• [Data supplied]:
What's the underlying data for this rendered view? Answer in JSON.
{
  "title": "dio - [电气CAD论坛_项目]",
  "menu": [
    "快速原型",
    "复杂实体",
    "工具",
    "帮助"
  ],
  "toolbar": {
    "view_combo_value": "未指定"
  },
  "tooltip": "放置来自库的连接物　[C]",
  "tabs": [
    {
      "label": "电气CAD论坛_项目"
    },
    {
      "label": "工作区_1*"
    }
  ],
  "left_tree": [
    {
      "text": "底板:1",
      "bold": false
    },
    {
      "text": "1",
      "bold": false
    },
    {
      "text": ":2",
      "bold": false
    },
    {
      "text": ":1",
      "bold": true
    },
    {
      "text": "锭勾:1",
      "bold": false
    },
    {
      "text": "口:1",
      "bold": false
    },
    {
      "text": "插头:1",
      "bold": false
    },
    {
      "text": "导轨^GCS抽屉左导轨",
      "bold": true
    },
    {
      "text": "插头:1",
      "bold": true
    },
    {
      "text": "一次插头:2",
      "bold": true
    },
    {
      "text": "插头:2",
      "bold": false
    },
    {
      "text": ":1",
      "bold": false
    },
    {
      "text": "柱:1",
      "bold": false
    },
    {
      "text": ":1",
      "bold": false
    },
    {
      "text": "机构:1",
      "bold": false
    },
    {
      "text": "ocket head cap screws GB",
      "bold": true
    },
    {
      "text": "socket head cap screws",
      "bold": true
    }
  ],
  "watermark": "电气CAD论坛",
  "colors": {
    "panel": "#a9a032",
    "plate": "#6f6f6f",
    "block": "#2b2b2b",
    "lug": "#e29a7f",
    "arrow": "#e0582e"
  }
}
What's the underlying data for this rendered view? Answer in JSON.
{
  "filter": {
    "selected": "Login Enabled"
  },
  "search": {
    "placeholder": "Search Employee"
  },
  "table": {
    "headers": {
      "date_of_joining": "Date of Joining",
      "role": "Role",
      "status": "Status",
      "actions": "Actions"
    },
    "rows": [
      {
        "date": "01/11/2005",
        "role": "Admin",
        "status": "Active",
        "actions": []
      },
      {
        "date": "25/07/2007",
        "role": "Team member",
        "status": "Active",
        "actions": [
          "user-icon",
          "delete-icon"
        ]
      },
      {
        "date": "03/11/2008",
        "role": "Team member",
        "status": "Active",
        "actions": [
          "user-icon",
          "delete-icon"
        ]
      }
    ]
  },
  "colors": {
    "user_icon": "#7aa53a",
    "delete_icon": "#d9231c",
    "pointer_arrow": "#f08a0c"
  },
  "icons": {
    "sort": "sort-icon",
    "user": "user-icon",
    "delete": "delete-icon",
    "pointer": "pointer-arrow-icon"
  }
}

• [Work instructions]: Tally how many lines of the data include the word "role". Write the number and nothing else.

• [Task solution]: 4